**Task item:** Repeat the data exactly, please; no pictures belong in the copy.

**Source data:**
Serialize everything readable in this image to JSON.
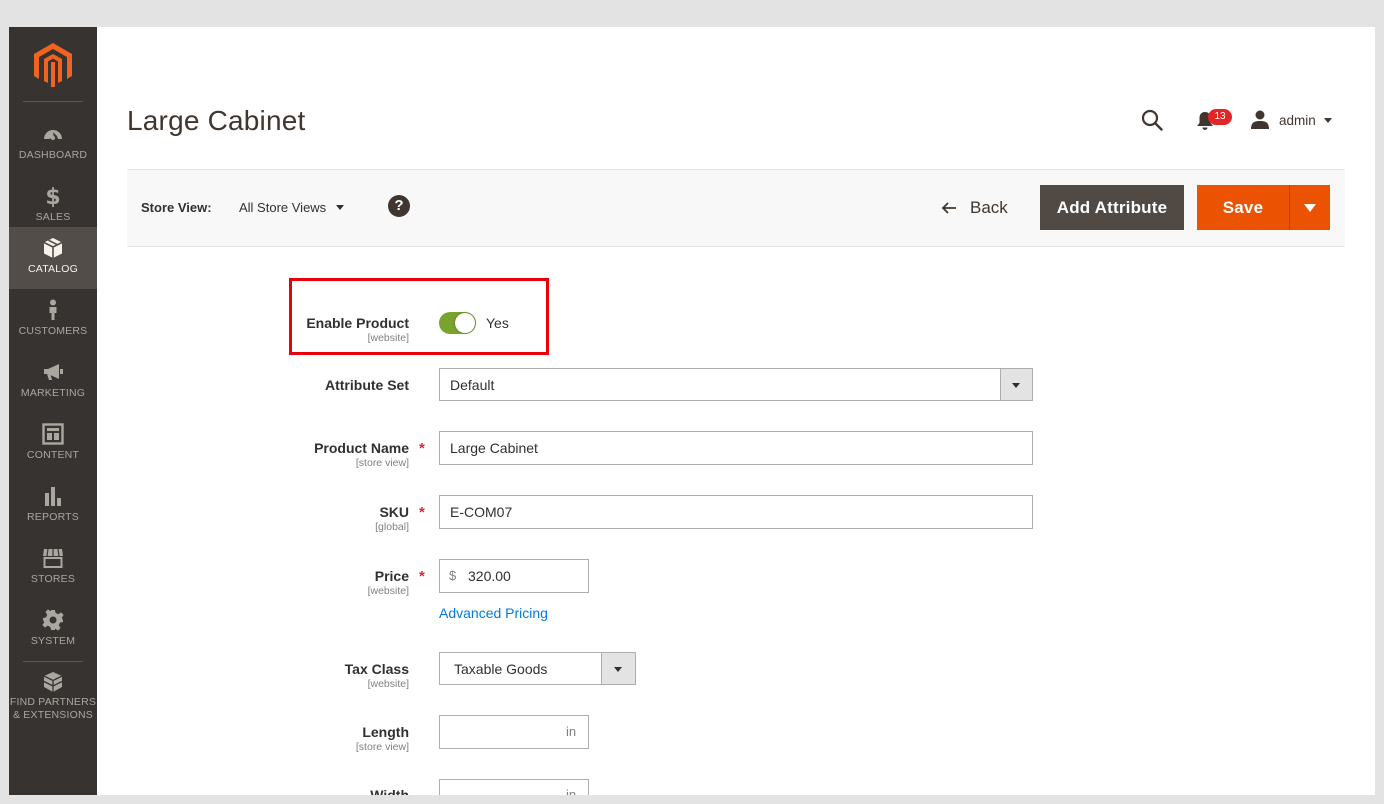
{
  "sidebar": {
    "items": [
      {
        "label": "DASHBOARD",
        "icon": "dashboard-icon"
      },
      {
        "label": "SALES",
        "icon": "dollar-icon"
      },
      {
        "label": "CATALOG",
        "icon": "box-icon",
        "active": true
      },
      {
        "label": "CUSTOMERS",
        "icon": "person-icon"
      },
      {
        "label": "MARKETING",
        "icon": "megaphone-icon"
      },
      {
        "label": "CONTENT",
        "icon": "layout-icon"
      },
      {
        "label": "REPORTS",
        "icon": "bar-chart-icon"
      },
      {
        "label": "STORES",
        "icon": "storefront-icon"
      },
      {
        "label": "SYSTEM",
        "icon": "gear-icon"
      }
    ],
    "partners": {
      "line1": "FIND PARTNERS",
      "line2": "& EXTENSIONS",
      "icon": "blocks-icon"
    }
  },
  "header": {
    "title": "Large Cabinet",
    "notifications_count": "13",
    "user": "admin"
  },
  "toolbar": {
    "store_view_label": "Store View:",
    "store_view_value": "All Store Views",
    "help_label": "?",
    "back_label": "Back",
    "add_attribute_label": "Add Attribute",
    "save_label": "Save"
  },
  "form": {
    "enable_product": {
      "label": "Enable Product",
      "scope": "[website]",
      "value": "Yes"
    },
    "attribute_set": {
      "label": "Attribute Set",
      "value": "Default"
    },
    "product_name": {
      "label": "Product Name",
      "scope": "[store view]",
      "value": "Large Cabinet",
      "required": "*"
    },
    "sku": {
      "label": "SKU",
      "scope": "[global]",
      "value": "E-COM07",
      "required": "*"
    },
    "price": {
      "label": "Price",
      "scope": "[website]",
      "currency": "$",
      "value": "320.00",
      "required": "*"
    },
    "advanced_pricing": "Advanced Pricing",
    "tax_class": {
      "label": "Tax Class",
      "scope": "[website]",
      "value": "Taxable Goods"
    },
    "length": {
      "label": "Length",
      "scope": "[store view]",
      "unit": "in",
      "value": ""
    },
    "width": {
      "label": "Width",
      "unit": "in"
    }
  },
  "colors": {
    "sidebar_bg": "#373330",
    "sidebar_active": "#524d49",
    "save_orange": "#eb5202",
    "add_attribute_bg": "#514943",
    "toggle_on": "#79a22e",
    "link_blue": "#007bdb",
    "highlight_red": "#e8000a"
  }
}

**Task answer:**
Serialize everything readable in this image to JSON.
{
  "sidebar": {
    "items": [
      {
        "label": "DASHBOARD",
        "icon": "dashboard-icon"
      },
      {
        "label": "SALES",
        "icon": "dollar-icon"
      },
      {
        "label": "CATALOG",
        "icon": "box-icon",
        "active": true
      },
      {
        "label": "CUSTOMERS",
        "icon": "person-icon"
      },
      {
        "label": "MARKETING",
        "icon": "megaphone-icon"
      },
      {
        "label": "CONTENT",
        "icon": "layout-icon"
      },
      {
        "label": "REPORTS",
        "icon": "bar-chart-icon"
      },
      {
        "label": "STORES",
        "icon": "storefront-icon"
      },
      {
        "label": "SYSTEM",
        "icon": "gear-icon"
      }
    ],
    "partners": {
      "line1": "FIND PARTNERS",
      "line2": "& EXTENSIONS",
      "icon": "blocks-icon"
    }
  },
  "header": {
    "title": "Large Cabinet",
    "notifications_count": "13",
    "user": "admin"
  },
  "toolbar": {
    "store_view_label": "Store View:",
    "store_view_value": "All Store Views",
    "help_label": "?",
    "back_label": "Back",
    "add_attribute_label": "Add Attribute",
    "save_label": "Save"
  },
  "form": {
    "enable_product": {
      "label": "Enable Product",
      "scope": "[website]",
      "value": "Yes"
    },
    "attribute_set": {
      "label": "Attribute Set",
      "value": "Default"
    },
    "product_name": {
      "label": "Product Name",
      "scope": "[store view]",
      "value": "Large Cabinet",
      "required": "*"
    },
    "sku": {
      "label": "SKU",
      "scope": "[global]",
      "value": "E-COM07",
      "required": "*"
    },
    "price": {
      "label": "Price",
      "scope": "[website]",
      "currency": "$",
      "value": "320.00",
      "required": "*"
    },
    "advanced_pricing": "Advanced Pricing",
    "tax_class": {
      "label": "Tax Class",
      "scope": "[website]",
      "value": "Taxable Goods"
    },
    "length": {
      "label": "Length",
      "scope": "[store view]",
      "unit": "in",
      "value": ""
    },
    "width": {
      "label": "Width",
      "unit": "in"
    }
  },
  "colors": {
    "sidebar_bg": "#373330",
    "sidebar_active": "#524d49",
    "save_orange": "#eb5202",
    "add_attribute_bg": "#514943",
    "toggle_on": "#79a22e",
    "link_blue": "#007bdb",
    "highlight_red": "#e8000a"
  }
}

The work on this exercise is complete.